*** Begin section ***
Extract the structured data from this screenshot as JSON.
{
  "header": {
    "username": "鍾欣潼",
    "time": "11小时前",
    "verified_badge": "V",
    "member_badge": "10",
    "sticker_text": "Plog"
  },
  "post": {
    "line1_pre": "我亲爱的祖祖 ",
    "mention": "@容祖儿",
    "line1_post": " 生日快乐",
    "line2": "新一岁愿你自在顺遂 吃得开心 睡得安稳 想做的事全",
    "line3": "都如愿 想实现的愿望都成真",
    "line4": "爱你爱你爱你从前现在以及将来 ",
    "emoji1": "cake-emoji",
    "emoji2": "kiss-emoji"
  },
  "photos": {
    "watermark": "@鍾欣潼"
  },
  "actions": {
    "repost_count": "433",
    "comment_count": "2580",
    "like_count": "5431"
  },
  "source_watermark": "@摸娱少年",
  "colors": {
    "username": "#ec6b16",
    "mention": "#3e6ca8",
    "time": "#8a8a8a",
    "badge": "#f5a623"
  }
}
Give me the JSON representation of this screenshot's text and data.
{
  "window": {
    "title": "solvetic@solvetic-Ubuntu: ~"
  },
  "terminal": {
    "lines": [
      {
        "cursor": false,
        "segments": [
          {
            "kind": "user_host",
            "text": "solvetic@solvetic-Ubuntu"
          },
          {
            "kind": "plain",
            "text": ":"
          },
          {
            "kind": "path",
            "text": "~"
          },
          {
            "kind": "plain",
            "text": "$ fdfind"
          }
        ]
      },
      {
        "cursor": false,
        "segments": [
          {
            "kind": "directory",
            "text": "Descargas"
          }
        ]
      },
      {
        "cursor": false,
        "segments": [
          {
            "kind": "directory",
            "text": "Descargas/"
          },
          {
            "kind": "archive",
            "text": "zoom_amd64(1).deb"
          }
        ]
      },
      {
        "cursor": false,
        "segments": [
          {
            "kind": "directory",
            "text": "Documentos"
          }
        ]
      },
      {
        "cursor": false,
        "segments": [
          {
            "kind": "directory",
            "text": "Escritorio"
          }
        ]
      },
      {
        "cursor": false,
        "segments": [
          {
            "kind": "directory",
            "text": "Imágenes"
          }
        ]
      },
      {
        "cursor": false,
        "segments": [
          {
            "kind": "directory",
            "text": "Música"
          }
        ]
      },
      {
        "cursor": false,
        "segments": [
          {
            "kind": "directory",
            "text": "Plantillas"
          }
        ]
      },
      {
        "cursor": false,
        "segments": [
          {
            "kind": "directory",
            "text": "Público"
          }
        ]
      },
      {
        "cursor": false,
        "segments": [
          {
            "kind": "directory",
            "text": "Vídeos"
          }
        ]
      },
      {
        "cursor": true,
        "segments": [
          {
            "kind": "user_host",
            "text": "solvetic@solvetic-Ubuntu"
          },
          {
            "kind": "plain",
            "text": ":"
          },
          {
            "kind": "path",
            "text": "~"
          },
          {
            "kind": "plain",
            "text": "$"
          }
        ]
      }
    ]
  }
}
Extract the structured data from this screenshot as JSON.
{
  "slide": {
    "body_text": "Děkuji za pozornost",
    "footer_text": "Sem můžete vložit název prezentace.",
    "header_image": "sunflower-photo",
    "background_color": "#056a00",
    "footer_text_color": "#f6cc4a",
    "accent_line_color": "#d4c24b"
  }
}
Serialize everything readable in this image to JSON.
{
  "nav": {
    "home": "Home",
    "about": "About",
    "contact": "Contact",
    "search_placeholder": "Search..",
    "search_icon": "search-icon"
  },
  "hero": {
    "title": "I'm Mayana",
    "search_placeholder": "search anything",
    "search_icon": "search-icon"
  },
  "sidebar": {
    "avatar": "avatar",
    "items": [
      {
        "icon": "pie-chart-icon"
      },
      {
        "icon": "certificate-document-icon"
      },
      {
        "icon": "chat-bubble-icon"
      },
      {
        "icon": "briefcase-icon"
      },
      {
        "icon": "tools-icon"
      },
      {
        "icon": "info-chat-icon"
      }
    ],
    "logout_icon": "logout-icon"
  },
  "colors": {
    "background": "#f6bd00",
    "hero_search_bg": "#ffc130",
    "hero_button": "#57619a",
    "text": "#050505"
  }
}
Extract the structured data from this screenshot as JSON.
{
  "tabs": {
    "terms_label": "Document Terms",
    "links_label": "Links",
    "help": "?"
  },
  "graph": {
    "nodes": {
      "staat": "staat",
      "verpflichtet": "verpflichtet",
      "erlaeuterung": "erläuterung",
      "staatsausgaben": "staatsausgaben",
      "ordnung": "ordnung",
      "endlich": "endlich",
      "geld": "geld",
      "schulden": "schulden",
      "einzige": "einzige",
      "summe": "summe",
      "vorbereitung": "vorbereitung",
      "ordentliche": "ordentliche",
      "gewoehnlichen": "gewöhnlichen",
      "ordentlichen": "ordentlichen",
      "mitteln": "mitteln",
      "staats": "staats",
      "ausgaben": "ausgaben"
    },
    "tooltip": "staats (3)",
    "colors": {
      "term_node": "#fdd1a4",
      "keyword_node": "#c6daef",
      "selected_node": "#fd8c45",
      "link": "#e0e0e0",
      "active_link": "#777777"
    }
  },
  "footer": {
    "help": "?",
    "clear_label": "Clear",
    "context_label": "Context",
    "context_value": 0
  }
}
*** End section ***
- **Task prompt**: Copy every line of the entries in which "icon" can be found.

- **Expected output**:
    "search_icon": "search-icon"
    "search_icon": "search-icon"
        "icon": "pie-chart-icon"
        "icon": "certificate-document-icon"
        "icon": "chat-bubble-icon"
        "icon": "briefcase-icon"
        "icon": "tools-icon"
        "icon": "info-chat-icon"
    "logout_icon": "logout-icon"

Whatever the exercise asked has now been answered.